Does a person whose ancestry is not Black have the "right" to exercise the option of living their lives as a "Black" person in America? And to what extent does that choice provide such a person with any advantages or privileges that are not available to other Blacks, who, because of their biology, have no option but to live their lives as Black?
Accountability for people of privilege must include breaking out of the safety of our cocoons of privilege and building relationships with people across lines of difference. It must begin with examining our privilege and then figuring out how to use our privilege to address the ongoing forms of injustice that we see.
Single people have been mostly missing from the ongoing cultural conversations about balancing personal life and work life. The "all" in "having it all" is most often conceptualized as marriage, family and work, as if everyone wants the same things out of life. It is time to stop singlism and recognize marital privilege for what it really is.
It's time for "nerds" to admit the things that make us "nerdy" -- social exclusion, unusual interests, atypical learning development -- don't erase the privileges we also have.

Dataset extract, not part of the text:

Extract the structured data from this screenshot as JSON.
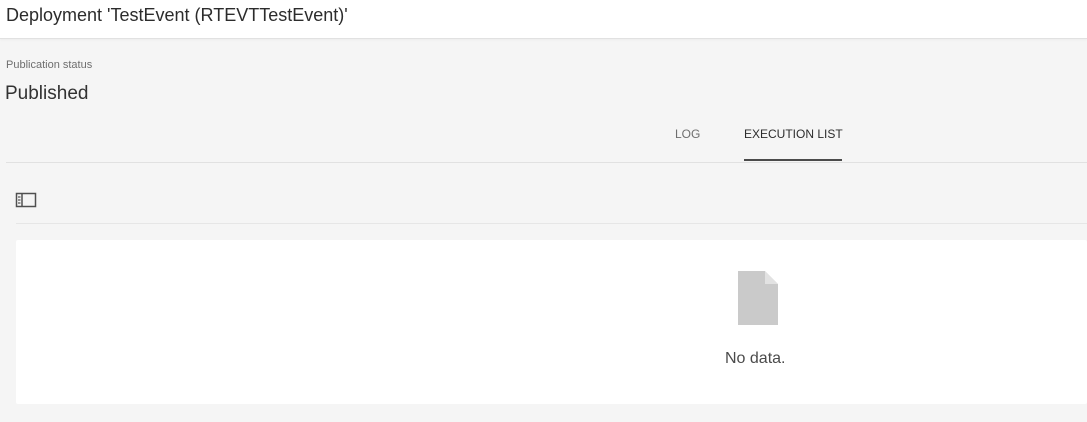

That LGBTQ people, people of color, and, yes, women are all vulnerable to those things -- and have to deal with a pile of other issues as well.